[Information supplied]

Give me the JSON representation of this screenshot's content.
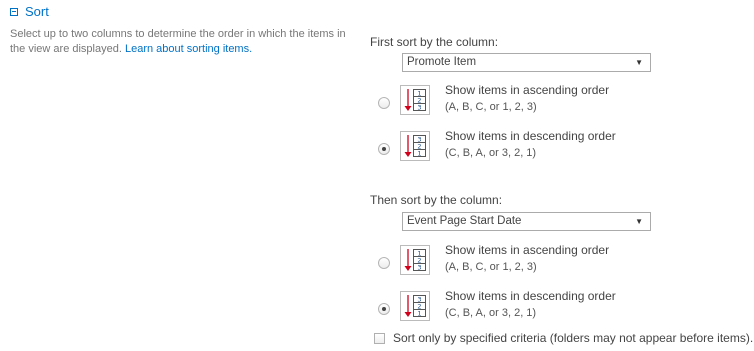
{
  "section": {
    "title": "Sort",
    "description": "Select up to two columns to determine the order in which the items in the view are displayed.",
    "learn_link": "Learn about sorting items."
  },
  "first_sort": {
    "label": "First sort by the column:",
    "selected": "Promote Item",
    "ascending": {
      "title": "Show items in ascending order",
      "detail": "(A, B, C, or 1, 2, 3)",
      "checked": false
    },
    "descending": {
      "title": "Show items in descending order",
      "detail": "(C, B, A, or 3, 2, 1)",
      "checked": true
    }
  },
  "second_sort": {
    "label": "Then sort by the column:",
    "selected": "Event Page Start Date",
    "ascending": {
      "title": "Show items in ascending order",
      "detail": "(A, B, C, or 1, 2, 3)",
      "checked": false
    },
    "descending": {
      "title": "Show items in descending order",
      "detail": "(C, B, A, or 3, 2, 1)",
      "checked": true
    }
  },
  "option_checkbox": {
    "label": "Sort only by specified criteria (folders may not appear before items).",
    "checked": false
  },
  "icons": {
    "ascending_digits": [
      "1",
      "2",
      "3"
    ],
    "descending_digits": [
      "3",
      "2",
      "1"
    ]
  },
  "colors": {
    "link": "#0072c6",
    "arrow": "#d0021b"
  }
}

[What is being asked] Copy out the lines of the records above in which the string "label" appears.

[Response to this exercise]
    "label": "First sort by the column:",
    "label": "Then sort by the column:",
    "label": "Sort only by specified criteria (folders may not appear before items).",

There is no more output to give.